Research Article Open Access

Clinical Signs of Hairballs in Cats Fed a Diet Enriched with Cellulose

A. C. Beynen1, J. Middelkoop1 and D. H.J. Saris1
  • 1 University of Applied Sciences HAS Den Bosch, Netherlands Antilles


Problem statement: The intake of cellulose may delay gastric emptying and raise the intestinal transit rate. These effects could antagonize hairball formation. Thus, it was hypothesized that a diet enriched with a cellulose preparation (Arbocel BWW40®), forming a completely insoluble fiber network, would diminish the severity of clinical symptoms of hairballs in cats. Approach: In a double-blind, placebo-controlled trial with parallel design, 24 privately owned cats were used and the clinical signs were evaluated by the owners. For a period of four weeks, the cats (n = 12 per treatment group) consumed a complete dry food without or with 4% (w/w) cellulose. During the test period, the control or test diet was the only source of nutrition. The trial questionnaire was in the form of a booklet in which each day the occurrence of hairball symptoms (vomiting, retching and coughing) were recorded by the owners. Results: When compared with the control diet, the feeding of the diet with added cellulose lowered the total incidence of vomiting, retching and coughing by 79, 91 and 70%, respectively. The cellulose-induced decrease in vomiting was statistically significant. It is suggested that cellulose ingestion had caused delayed gastric emptying, leading to binding of single strands of hair to food particles so that more hair is transferred into the duodenum. The cellulose-mediated increase in transit rate of digesta may subsequently promote the excretion of hairs with the feces. Conclusion: This study shows that a diet fortified with cellulose reduced the severity of clinical signs in cats with existing hairballs, but the diet may also be effective in the prevention of hairball development.

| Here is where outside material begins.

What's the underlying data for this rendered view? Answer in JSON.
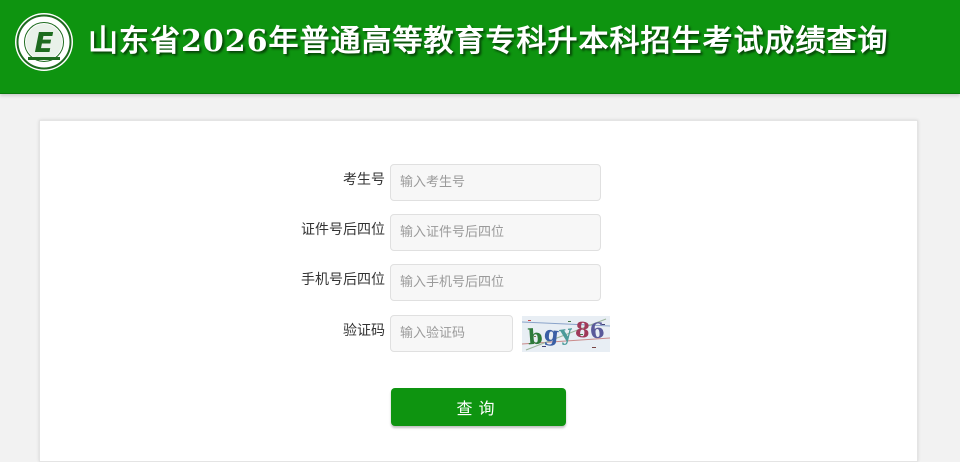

American Journal of Animal and Veterinary Sciences
Volume 6 No. 2, 2011, 69-72


Submitted On: 16 July 2011 Published On: 8 August 2011

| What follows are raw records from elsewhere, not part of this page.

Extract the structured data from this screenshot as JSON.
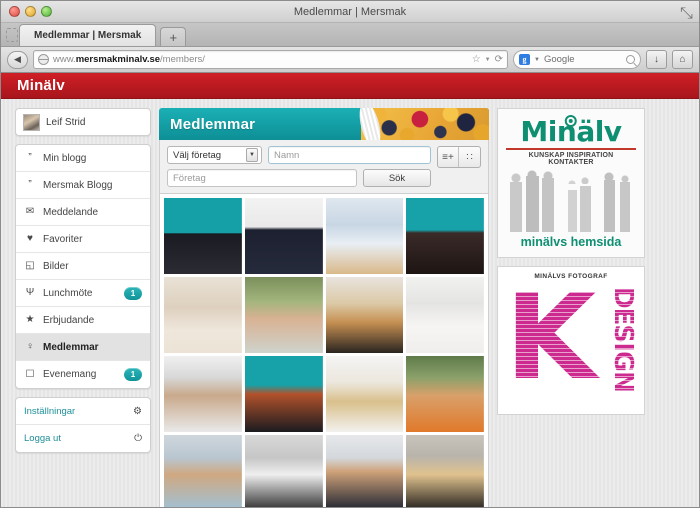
{
  "browser": {
    "window_title": "Medlemmar | Mersmak",
    "tab_title": "Medlemmar | Mersmak",
    "new_tab_label": "+",
    "url_prefix": "www.",
    "url_domain": "mersmakminalv.se",
    "url_path": "/members/",
    "search_engine": "Google",
    "search_engine_mark": "g",
    "back_glyph": "◀",
    "bookmark_glyph": "☆",
    "dropdown_glyph": "▼",
    "reload_glyph": "⟳",
    "download_glyph": "↓",
    "home_glyph": "⌂",
    "fullscreen_glyph": "⤡"
  },
  "site": {
    "brand": "Minälv"
  },
  "sidebar": {
    "user": {
      "name": "Leif Strid",
      "avatar": "user-avatar"
    },
    "items": [
      {
        "label": "Min blogg",
        "icon": "quote-icon",
        "icon_glyph": "”",
        "badge": "",
        "active": false
      },
      {
        "label": "Mersmak Blogg",
        "icon": "quote-icon",
        "icon_glyph": "”",
        "badge": "",
        "active": false
      },
      {
        "label": "Meddelande",
        "icon": "message-icon",
        "icon_glyph": "✉",
        "badge": "",
        "active": false
      },
      {
        "label": "Favoriter",
        "icon": "heart-icon",
        "icon_glyph": "♥",
        "badge": "",
        "active": false
      },
      {
        "label": "Bilder",
        "icon": "camera-icon",
        "icon_glyph": "◱",
        "badge": "",
        "active": false
      },
      {
        "label": "Lunchmöte",
        "icon": "cutlery-icon",
        "icon_glyph": "Ψ",
        "badge": "1",
        "active": false
      },
      {
        "label": "Erbjudande",
        "icon": "star-icon",
        "icon_glyph": "★",
        "badge": "",
        "active": false
      },
      {
        "label": "Medlemmar",
        "icon": "person-icon",
        "icon_glyph": "♀",
        "badge": "",
        "active": true
      },
      {
        "label": "Evenemang",
        "icon": "calendar-icon",
        "icon_glyph": "☐",
        "badge": "1",
        "active": false
      }
    ],
    "links": [
      {
        "label": "Inställningar",
        "icon": "gear-icon",
        "icon_glyph": "⚙"
      },
      {
        "label": "Logga ut",
        "icon": "power-icon",
        "icon_glyph": "⏻"
      }
    ]
  },
  "main": {
    "title": "Medlemmar",
    "banner": "food-cereal-berries-banner",
    "filters": {
      "company_select_value": "Välj företag",
      "company_select_options": [
        "Välj företag"
      ],
      "name_placeholder": "Namn",
      "name_value": "",
      "company_placeholder": "Företag",
      "company_value": "",
      "search_button": "Sök"
    },
    "view_buttons": [
      {
        "name": "list-view-button",
        "glyph": "≡+"
      },
      {
        "name": "grid-view-button",
        "glyph": "∷"
      }
    ],
    "members": [
      {
        "name": "member-photo-1",
        "css": "linear-gradient(#15a0a8,#15a0a8 46%,#1a1a22 47%,#2b2b33 100%)"
      },
      {
        "name": "member-photo-2",
        "css": "linear-gradient(#f3f3f3,#e9e9e9 38%,#1c2030 42%,#262b3c 100%)"
      },
      {
        "name": "member-photo-3",
        "css": "linear-gradient(#dfe7ef,#c8d6e4 35%,#e8eef4 60%,#d9b98a 100%)"
      },
      {
        "name": "member-photo-4",
        "css": "linear-gradient(#17a2aa,#17a2aa 42%,#3a2a28 46%,#1d1512 100%)"
      },
      {
        "name": "member-photo-5",
        "css": "linear-gradient(#e9e2d6,#ddd0be 40%,#efe7dc 70%,#ece3d6 100%)"
      },
      {
        "name": "member-photo-6",
        "css": "linear-gradient(#7b8f5c,#a3b57d 32%,#d8b293 55%,#cfd3cc 100%)"
      },
      {
        "name": "member-photo-7",
        "css": "linear-gradient(#e8e4de,#dcc9a6 35%,#c58f52 60%,#2a2420 100%)"
      },
      {
        "name": "member-photo-8",
        "css": "linear-gradient(#f1f1ef,#e4e4e2 35%,#f6f5f3 65%,#efeeec 100%)"
      },
      {
        "name": "member-photo-9",
        "css": "linear-gradient(#f0f0f0,#d8d8d8 28%,#c9a98c 52%,#e9e9e9 100%)"
      },
      {
        "name": "member-photo-10",
        "css": "linear-gradient(#16a2a8,#16a2a8 38%,#b2522c 50%,#1b1b1f 100%)"
      },
      {
        "name": "member-photo-11",
        "css": "linear-gradient(#f4f4f4,#ece7dd 35%,#d9c08c 60%,#f2f1ef 100%)"
      },
      {
        "name": "member-photo-12",
        "css": "linear-gradient(#5f7a4a,#8aa06a 28%,#d9a06a 52%,#e0792a 100%)"
      },
      {
        "name": "member-photo-13",
        "css": "linear-gradient(#cfd7dd,#b9c6d0 30%,#cfa882 52%,#9fc2d8 100%)"
      },
      {
        "name": "member-photo-14",
        "css": "linear-gradient(#d8d8d8,#c6c6c6 30%,#efefef 52%,#2b2b2b 100%)"
      },
      {
        "name": "member-photo-15",
        "css": "linear-gradient(#e6e8ea,#d4d8dc 30%,#cfa27a 48%,#1c2230 100%)"
      },
      {
        "name": "member-photo-16",
        "css": "linear-gradient(#c9c4bb,#b9b4ab 28%,#e0c28e 52%,#1f1d1b 100%)"
      }
    ]
  },
  "ads": [
    {
      "name": "minalv-ad",
      "logo": "Minälv",
      "tagline": "KUNSKAP  INSPIRATION  KONTAKTER",
      "footer": "minälvs hemsida",
      "art": "people-silhouettes"
    },
    {
      "name": "xl-design-ad",
      "tag": "MINÄLVS FOTOGRAF",
      "mark": "K",
      "word": "DESIGN",
      "color": "#cc2a8f"
    }
  ]
}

How to Cite: Beynen, A. C., Middelkoop, J. & Saris, D. H. (2011). Clinical Signs of Hairballs in Cats Fed a Diet Enriched with Cellulose. American Journal of Animal and Veterinary Sciences, 6(2), 69-72.

  • 10 Citations



  • Hairballs in cats
  • treatment group
  • cellulose ingestion
  • clinical signs
  • double-blind
  • gastric emptying
  • transit rate
  • hairball development
  • abdominal pain
  • health problems
  • nutrient absorption
  • dry food